→ **Work instruction**
Return the listing below unchanged, minus its pictures.

◇ ◇ ◇ ◇ ◇

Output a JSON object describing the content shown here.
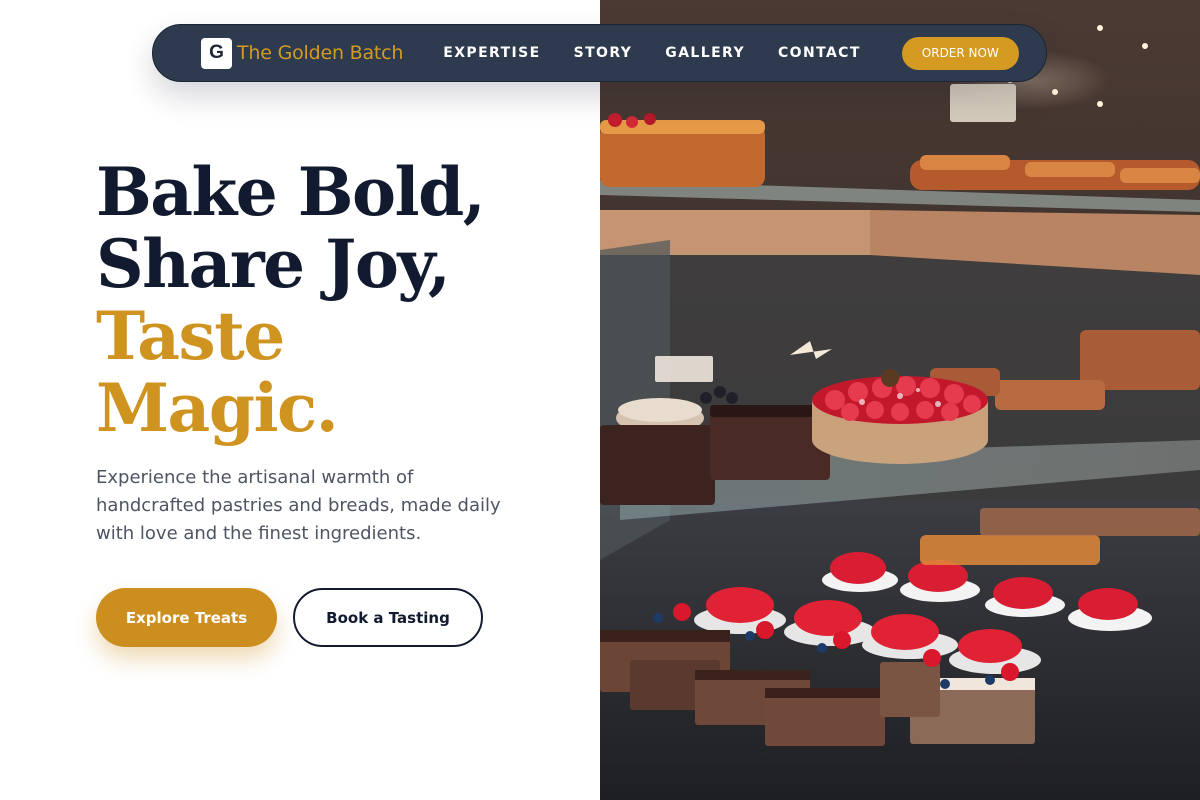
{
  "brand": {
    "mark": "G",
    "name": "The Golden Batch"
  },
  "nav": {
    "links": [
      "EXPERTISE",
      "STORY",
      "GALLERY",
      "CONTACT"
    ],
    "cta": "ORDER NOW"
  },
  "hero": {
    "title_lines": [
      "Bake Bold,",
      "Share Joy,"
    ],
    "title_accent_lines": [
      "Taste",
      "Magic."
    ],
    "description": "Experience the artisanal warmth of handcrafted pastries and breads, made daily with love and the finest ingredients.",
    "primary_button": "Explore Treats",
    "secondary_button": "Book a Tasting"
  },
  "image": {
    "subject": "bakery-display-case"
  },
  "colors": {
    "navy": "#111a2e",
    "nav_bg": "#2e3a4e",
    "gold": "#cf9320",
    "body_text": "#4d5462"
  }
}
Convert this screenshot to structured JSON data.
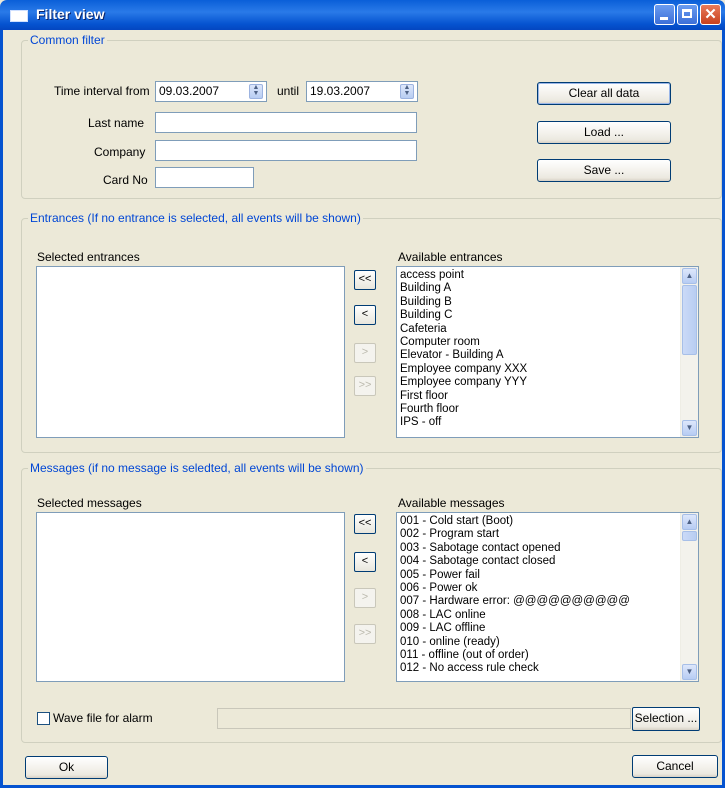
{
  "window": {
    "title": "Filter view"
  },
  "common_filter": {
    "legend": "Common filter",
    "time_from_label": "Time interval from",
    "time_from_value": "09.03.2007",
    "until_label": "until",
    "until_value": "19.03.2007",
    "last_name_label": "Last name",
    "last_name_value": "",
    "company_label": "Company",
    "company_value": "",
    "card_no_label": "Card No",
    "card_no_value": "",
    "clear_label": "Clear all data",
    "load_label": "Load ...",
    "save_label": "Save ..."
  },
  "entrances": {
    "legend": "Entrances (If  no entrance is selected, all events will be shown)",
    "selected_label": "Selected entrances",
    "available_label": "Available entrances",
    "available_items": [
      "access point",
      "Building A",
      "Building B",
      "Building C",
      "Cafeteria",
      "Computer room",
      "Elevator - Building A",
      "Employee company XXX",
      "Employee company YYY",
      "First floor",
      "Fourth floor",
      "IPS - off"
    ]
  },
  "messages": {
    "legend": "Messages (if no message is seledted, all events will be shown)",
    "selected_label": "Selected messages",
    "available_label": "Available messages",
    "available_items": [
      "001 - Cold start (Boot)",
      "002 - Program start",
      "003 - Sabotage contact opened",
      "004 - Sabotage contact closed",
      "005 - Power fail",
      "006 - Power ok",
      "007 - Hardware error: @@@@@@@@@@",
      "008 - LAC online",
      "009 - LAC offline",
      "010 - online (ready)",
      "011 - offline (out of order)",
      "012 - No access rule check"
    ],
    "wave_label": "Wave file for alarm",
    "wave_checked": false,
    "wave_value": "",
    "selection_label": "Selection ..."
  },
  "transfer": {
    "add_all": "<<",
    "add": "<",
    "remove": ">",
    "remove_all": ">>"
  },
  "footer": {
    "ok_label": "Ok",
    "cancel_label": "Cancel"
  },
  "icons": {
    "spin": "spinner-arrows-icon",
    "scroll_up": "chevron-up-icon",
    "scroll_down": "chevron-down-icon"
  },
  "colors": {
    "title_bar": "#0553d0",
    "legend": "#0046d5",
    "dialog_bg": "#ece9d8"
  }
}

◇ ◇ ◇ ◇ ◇

→ **Answer to this exercise**
Output a JSON object describing the content shown here.
{
  "brand": {
    "mark": "G",
    "name": "The Golden Batch"
  },
  "nav": {
    "links": [
      "EXPERTISE",
      "STORY",
      "GALLERY",
      "CONTACT"
    ],
    "cta": "ORDER NOW"
  },
  "hero": {
    "title_lines": [
      "Bake Bold,",
      "Share Joy,"
    ],
    "title_accent_lines": [
      "Taste",
      "Magic."
    ],
    "description": "Experience the artisanal warmth of handcrafted pastries and breads, made daily with love and the finest ingredients.",
    "primary_button": "Explore Treats",
    "secondary_button": "Book a Tasting"
  },
  "image": {
    "subject": "bakery-display-case"
  },
  "colors": {
    "navy": "#111a2e",
    "nav_bg": "#2e3a4e",
    "gold": "#cf9320",
    "body_text": "#4d5462"
  }
}
Convert this screenshot to structured JSON data.
{
  "window": {
    "title": "Filter view"
  },
  "common_filter": {
    "legend": "Common filter",
    "time_from_label": "Time interval from",
    "time_from_value": "09.03.2007",
    "until_label": "until",
    "until_value": "19.03.2007",
    "last_name_label": "Last name",
    "last_name_value": "",
    "company_label": "Company",
    "company_value": "",
    "card_no_label": "Card No",
    "card_no_value": "",
    "clear_label": "Clear all data",
    "load_label": "Load ...",
    "save_label": "Save ..."
  },
  "entrances": {
    "legend": "Entrances (If  no entrance is selected, all events will be shown)",
    "selected_label": "Selected entrances",
    "available_label": "Available entrances",
    "available_items": [
      "access point",
      "Building A",
      "Building B",
      "Building C",
      "Cafeteria",
      "Computer room",
      "Elevator - Building A",
      "Employee company XXX",
      "Employee company YYY",
      "First floor",
      "Fourth floor",
      "IPS - off"
    ]
  },
  "messages": {
    "legend": "Messages (if no message is seledted, all events will be shown)",
    "selected_label": "Selected messages",
    "available_label": "Available messages",
    "available_items": [
      "001 - Cold start (Boot)",
      "002 - Program start",
      "003 - Sabotage contact opened",
      "004 - Sabotage contact closed",
      "005 - Power fail",
      "006 - Power ok",
      "007 - Hardware error: @@@@@@@@@@",
      "008 - LAC online",
      "009 - LAC offline",
      "010 - online (ready)",
      "011 - offline (out of order)",
      "012 - No access rule check"
    ],
    "wave_label": "Wave file for alarm",
    "wave_checked": false,
    "wave_value": "",
    "selection_label": "Selection ..."
  },
  "transfer": {
    "add_all": "<<",
    "add": "<",
    "remove": ">",
    "remove_all": ">>"
  },
  "footer": {
    "ok_label": "Ok",
    "cancel_label": "Cancel"
  },
  "icons": {
    "spin": "spinner-arrows-icon",
    "scroll_up": "chevron-up-icon",
    "scroll_down": "chevron-down-icon"
  },
  "colors": {
    "title_bar": "#0553d0",
    "legend": "#0046d5",
    "dialog_bg": "#ece9d8"
  }
}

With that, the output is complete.